Korean music in contemporary times is generally divided into the same audiences as the west: with the same kind of audiences for music based on age, and city (classical, pop, techno, house, hip-hop, jazz; traditional) and provincial divisions (folk, country, traditional, classical, rock). World music influences are very strong provincially, with traditional musical instruments once more gaining ground. Competition with China for tourists has forced a much larger attention to traditional Korean musical forms in order to differentiate itself from the west, and east.
The new Seoul Opera house, which will be the anchor for Korean opera has just been given the go-ahead, is set for a $300 million dollar home on an island on the Han river. Korean opera and an entirely redeveloped western opera season, and opera school, to compete with the Beijing opera house, and Japan's historical centre for western operas in the far east is the present focus.
Korean court music has a history going back to the Silla where Tang court music was played; later Song dynasty inspired "A-ak" a Korean version played on Chinese instruments within the Joseon era. Recreations of this music are done in Seoul primarily under the auspices of the Korea Foundation and The National Center for Korean Traditional Performing Arts (NCKTPA).
Court musicians appear in traditional costume, maintain a rigid proper formal posture, and play stringed five-stringed instruments. Teaching by this the "yeak sasang" principles of Confucianism, perfection of tone and acoustic space is put ahead of coarse emotionality. Famous works of court music include: jongmyo jeryeak, designated a UNESCO world cultural heritage, Cheoyongmu, Taepyeongmu, and Sujecheon.
Korean musicals are a recent innovation, encouraged by the success of Broadway revivals, like Showboat, recent productions such as the musical based on Queen Min have toured globally. There are precedents for popular musical dance-dramas in gamuguk popular in Goryeo times, with some 21st century concert revivals.
Korean stage set design again has a long history and has always drawn inspiration from landscapes, beginning with outdoor theatre, and replicating this by the use of screens within court and temple stagings of rituals and plays. There are few if any books on this potentially interesting area. A rule of thumb has been that the designs have much open space, more two-dimensional space, and subdued tone and colour, and been done by artists to evoke traditional brush painting subjects. Modern plays have tended towards western scenic flats, or minimalist atonality to force a greater attention on the actors. Stage lighting still has to catch up to western standards, and does not reflect a photographer's approach to painting in colour and light, quite surprisingly.
Korean masks are generally used in shamanistic performances that have increasingly been secularized as folkart dramas.

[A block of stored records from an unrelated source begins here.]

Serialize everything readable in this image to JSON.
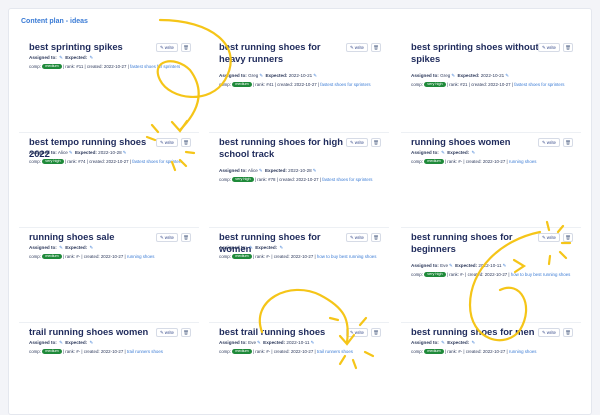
{
  "panel_title": "Content plan - ideas",
  "labels": {
    "write": "write",
    "assigned": "Assigned to:",
    "expected": "Expected:",
    "comp": "comp:",
    "created": "created:",
    "rank": "rank:"
  },
  "cards": [
    {
      "title": "best sprinting spikes",
      "assignee": "",
      "expected": "",
      "comp": "medium",
      "rank": "#11",
      "created": "2022-10-27",
      "link": "fastest shoes for sprinters"
    },
    {
      "title": "best running shoes for heavy runners",
      "assignee": "Greg",
      "expected": "2022-10-21",
      "comp": "medium",
      "rank": "#41",
      "created": "2022-10-27",
      "link": "fastest shoes for sprinters"
    },
    {
      "title": "best sprinting shoes without spikes",
      "assignee": "Greg",
      "expected": "2022-10-21",
      "comp": "very high",
      "rank": "#21",
      "created": "2022-10-27",
      "link": "fastest shoes for sprinters"
    },
    {
      "title": "best tempo running shoes 2022",
      "assignee": "Alice",
      "expected": "2022-10-28",
      "comp": "very high",
      "rank": "#74",
      "created": "2022-10-27",
      "link": "fastest shoes for sprinters"
    },
    {
      "title": "best running shoes for high school track",
      "assignee": "Alice",
      "expected": "2022-10-28",
      "comp": "very high",
      "rank": "#78",
      "created": "2022-10-27",
      "link": "fastest shoes for sprinters"
    },
    {
      "title": "running shoes women",
      "assignee": "",
      "expected": "",
      "comp": "medium",
      "rank": "#-",
      "created": "2022-10-27",
      "link": "running shoes"
    },
    {
      "title": "running shoes sale",
      "assignee": "",
      "expected": "",
      "comp": "medium",
      "rank": "#-",
      "created": "2022-10-27",
      "link": "running shoes"
    },
    {
      "title": "best running shoes for women",
      "assignee": "",
      "expected": "",
      "comp": "medium",
      "rank": "#-",
      "created": "2022-10-27",
      "link": "how to buy best running shoes"
    },
    {
      "title": "best running shoes for beginners",
      "assignee": "Eve",
      "expected": "2022-10-11",
      "comp": "very high",
      "rank": "#-",
      "created": "2022-10-27",
      "link": "how to buy best running shoes"
    },
    {
      "title": "trail running shoes women",
      "assignee": "",
      "expected": "",
      "comp": "medium",
      "rank": "#-",
      "created": "2022-10-27",
      "link": "trail runners shoes"
    },
    {
      "title": "best trail running shoes",
      "assignee": "Eve",
      "expected": "2022-10-11",
      "comp": "medium",
      "rank": "#-",
      "created": "2022-10-27",
      "link": "trail runners shoes"
    },
    {
      "title": "best running shoes for men",
      "assignee": "",
      "expected": "",
      "comp": "medium",
      "rank": "#-",
      "created": "2022-10-27",
      "link": "running shoes"
    }
  ],
  "colors": {
    "accent": "#3a7bd5",
    "title": "#1f2b5c",
    "pill": "#1f8a3a",
    "annotation": "#f5c518"
  },
  "icons": {
    "write": "pencil-icon",
    "delete": "trash-icon"
  }
}
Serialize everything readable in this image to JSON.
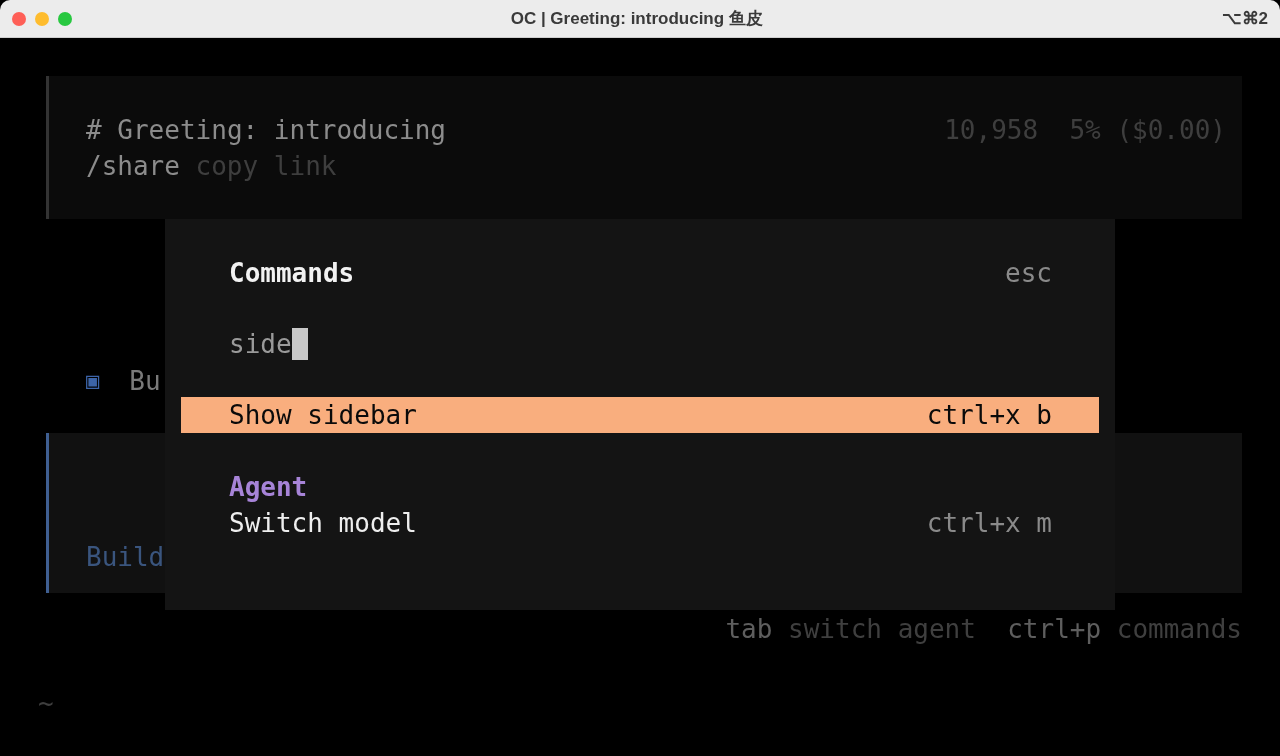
{
  "window": {
    "title": "OC | Greeting: introducing 鱼皮",
    "shortcut": "⌥⌘2"
  },
  "session": {
    "title": "# Greeting: introducing",
    "share_command": "/share",
    "share_hint": "copy link",
    "tokens": "10,958",
    "context": "5% ($0.00)"
  },
  "status": {
    "icon": "▣",
    "text": "Bu"
  },
  "prompt": {
    "agent_label": "Build"
  },
  "footer": [
    {
      "key": "tab",
      "label": "switch agent"
    },
    {
      "key": "ctrl+p",
      "label": "commands"
    }
  ],
  "shell_line": "~",
  "dialog": {
    "title": "Commands",
    "close_hint": "esc",
    "query": "side",
    "groups": [
      {
        "items": [
          {
            "label": "Show sidebar",
            "shortcut": "ctrl+x b",
            "selected": true
          }
        ]
      },
      {
        "heading": "Agent",
        "items": [
          {
            "label": "Switch model",
            "shortcut": "ctrl+x m",
            "selected": false
          }
        ]
      }
    ]
  }
}
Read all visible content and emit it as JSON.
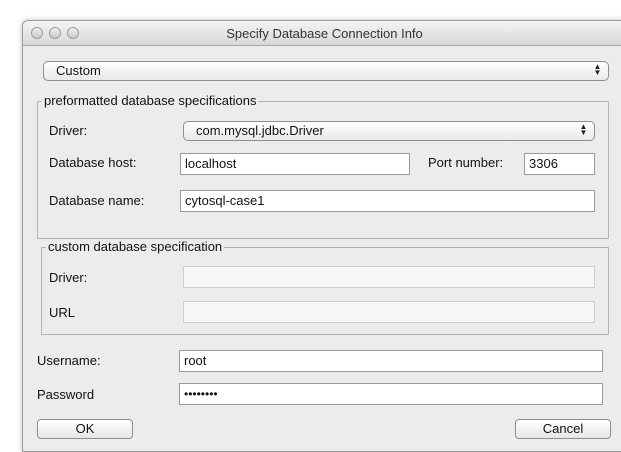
{
  "window": {
    "title": "Specify Database Connection Info"
  },
  "profile_select": {
    "value": "Custom"
  },
  "preformatted": {
    "legend": "preformatted database specifications",
    "driver_label": "Driver:",
    "driver_value": "com.mysql.jdbc.Driver",
    "host_label": "Database host:",
    "host_value": "localhost",
    "port_label": "Port number:",
    "port_value": "3306",
    "name_label": "Database name:",
    "name_value": "cytosql-case1"
  },
  "custom": {
    "legend": "custom database specification",
    "driver_label": "Driver:",
    "driver_value": "",
    "url_label": "URL",
    "url_value": ""
  },
  "credentials": {
    "username_label": "Username:",
    "username_value": "root",
    "password_label": "Password",
    "password_value": "••••••••"
  },
  "buttons": {
    "ok": "OK",
    "cancel": "Cancel"
  },
  "icons": {
    "popup_arrows": "up-down-arrows-icon"
  }
}
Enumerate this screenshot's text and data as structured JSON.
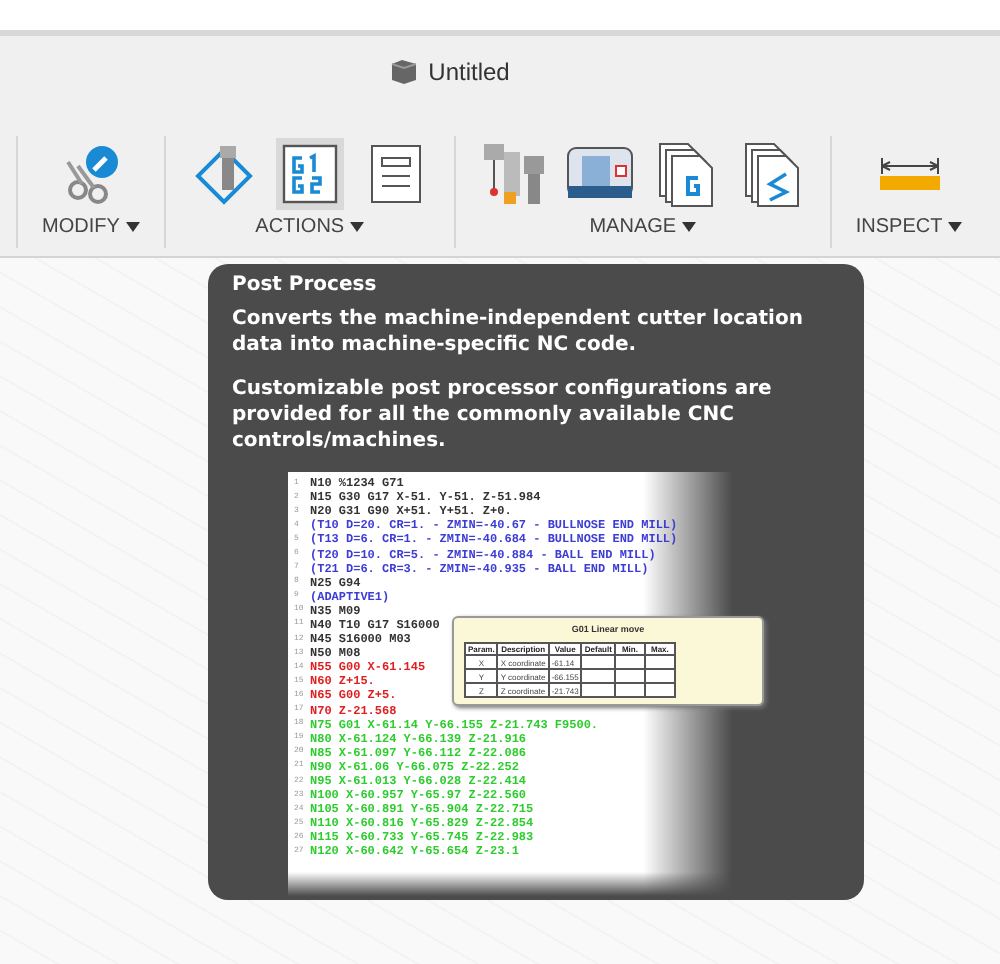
{
  "document_tab": {
    "title": "Untitled"
  },
  "toolbar": [
    {
      "label": "MODIFY",
      "buttons": [
        {
          "kind": "modify",
          "selected": false
        }
      ]
    },
    {
      "label": "ACTIONS",
      "buttons": [
        {
          "kind": "simulate",
          "selected": false
        },
        {
          "kind": "post",
          "selected": true
        },
        {
          "kind": "sheet",
          "selected": false
        }
      ]
    },
    {
      "label": "MANAGE",
      "buttons": [
        {
          "kind": "tools",
          "selected": false
        },
        {
          "kind": "machine",
          "selected": false
        },
        {
          "kind": "posts",
          "selected": false
        },
        {
          "kind": "templates",
          "selected": false
        }
      ]
    },
    {
      "label": "INSPECT",
      "buttons": [
        {
          "kind": "measure",
          "selected": false
        }
      ]
    }
  ],
  "tooltip": {
    "title": "Post Process",
    "paragraphs": [
      "Converts the machine-independent cutter location data into machine-specific NC code.",
      "Customizable post processor configurations are provided for all the commonly available CNC controls/machines."
    ],
    "preview": {
      "lines": [
        {
          "number": "1",
          "text": "N10 %1234 G71",
          "color": "#333333"
        },
        {
          "number": "2",
          "text": "N15 G30 G17 X-51. Y-51. Z-51.984",
          "color": "#333333"
        },
        {
          "number": "3",
          "text": "N20 G31 G90 X+51. Y+51. Z+0.",
          "color": "#333333"
        },
        {
          "number": "4",
          "text": "(T10 D=20. CR=1. - ZMIN=-40.67 - BULLNOSE END MILL)",
          "color": "#3d3dd6"
        },
        {
          "number": "5",
          "text": "(T13 D=6. CR=1. - ZMIN=-40.684 - BULLNOSE END MILL)",
          "color": "#3d3dd6"
        },
        {
          "number": "6",
          "text": "(T20 D=10. CR=5. - ZMIN=-40.884 - BALL END MILL)",
          "color": "#3d3dd6"
        },
        {
          "number": "7",
          "text": "(T21 D=6. CR=3. - ZMIN=-40.935 - BALL END MILL)",
          "color": "#3d3dd6"
        },
        {
          "number": "8",
          "text": "N25 G94",
          "color": "#333333"
        },
        {
          "number": "9",
          "text": "(ADAPTIVE1)",
          "color": "#3d3dd6"
        },
        {
          "number": "10",
          "text": "N35 M09",
          "color": "#333333"
        },
        {
          "number": "11",
          "text": "N40 T10 G17 S16000",
          "color": "#333333"
        },
        {
          "number": "12",
          "text": "N45 S16000 M03",
          "color": "#333333"
        },
        {
          "number": "13",
          "text": "N50 M08",
          "color": "#333333"
        },
        {
          "number": "14",
          "text": "N55 G00 X-61.145",
          "color": "#e02020"
        },
        {
          "number": "15",
          "text": "N60 Z+15.",
          "color": "#e02020"
        },
        {
          "number": "16",
          "text": "N65 G00 Z+5.",
          "color": "#e02020"
        },
        {
          "number": "17",
          "text": "N70 Z-21.568",
          "color": "#e02020"
        },
        {
          "number": "18",
          "text": "N75 G01 X-61.14 Y-66.155 Z-21.743 F9500.",
          "color": "#2ecc2e"
        },
        {
          "number": "19",
          "text": "N80 X-61.124 Y-66.139 Z-21.916",
          "color": "#2ecc2e"
        },
        {
          "number": "20",
          "text": "N85 X-61.097 Y-66.112 Z-22.086",
          "color": "#2ecc2e"
        },
        {
          "number": "21",
          "text": "N90 X-61.06 Y-66.075 Z-22.252",
          "color": "#2ecc2e"
        },
        {
          "number": "22",
          "text": "N95 X-61.013 Y-66.028 Z-22.414",
          "color": "#2ecc2e"
        },
        {
          "number": "23",
          "text": "N100 X-60.957 Y-65.97 Z-22.560",
          "color": "#2ecc2e"
        },
        {
          "number": "24",
          "text": "N105 X-60.891 Y-65.904 Z-22.715",
          "color": "#2ecc2e"
        },
        {
          "number": "25",
          "text": "N110 X-60.816 Y-65.829 Z-22.854",
          "color": "#2ecc2e"
        },
        {
          "number": "26",
          "text": "N115 X-60.733 Y-65.745 Z-22.983",
          "color": "#2ecc2e"
        },
        {
          "number": "27",
          "text": "N120 X-60.642 Y-65.654 Z-23.1",
          "color": "#2ecc2e"
        }
      ],
      "popup": {
        "title": "G01 Linear move",
        "columns": [
          "Param.",
          "Description",
          "Value",
          "Default",
          "Min.",
          "Max."
        ],
        "rows": [
          [
            "X",
            "X coordinate",
            "-61.14",
            "",
            "",
            ""
          ],
          [
            "Y",
            "Y coordinate",
            "-66.155",
            "",
            "",
            ""
          ],
          [
            "Z",
            "Z coordinate",
            "-21.743",
            "",
            "",
            ""
          ]
        ]
      }
    }
  }
}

At the same time the masks themselves have become tourist artefacts post 1945, and reproduced in large numbers as souvenirs.
Korean oral history includes narrative myths, legends, folk tales; songs, folksongs, shaman songs and p'ansori; proverbs that expand into short historical tales, riddles, and suspicious words which have their own stories. They have been studied by Cho Dong-Il; Choi In-hak, and Zong In-sop, and published often in editions in English for foreigners, or for primary school teachers.
Notable examples of historical records are very well documented from early times, and as well Korean books with moveable type, often imperial encyclopaedias or historical records, were circulated as early as the 7th century during the Three Kingdoms era from printing wood-blocks; and in the Goryeo era the world's first metal type, and books printed by metal type were produced.
Genres include epics, poetry, religious texts and exigetical commentaries on Buddhist and Confucianist learning; translations of foreign works; plays and court rituals; comedies, tragedies, mixed genres; and various kinds of novels.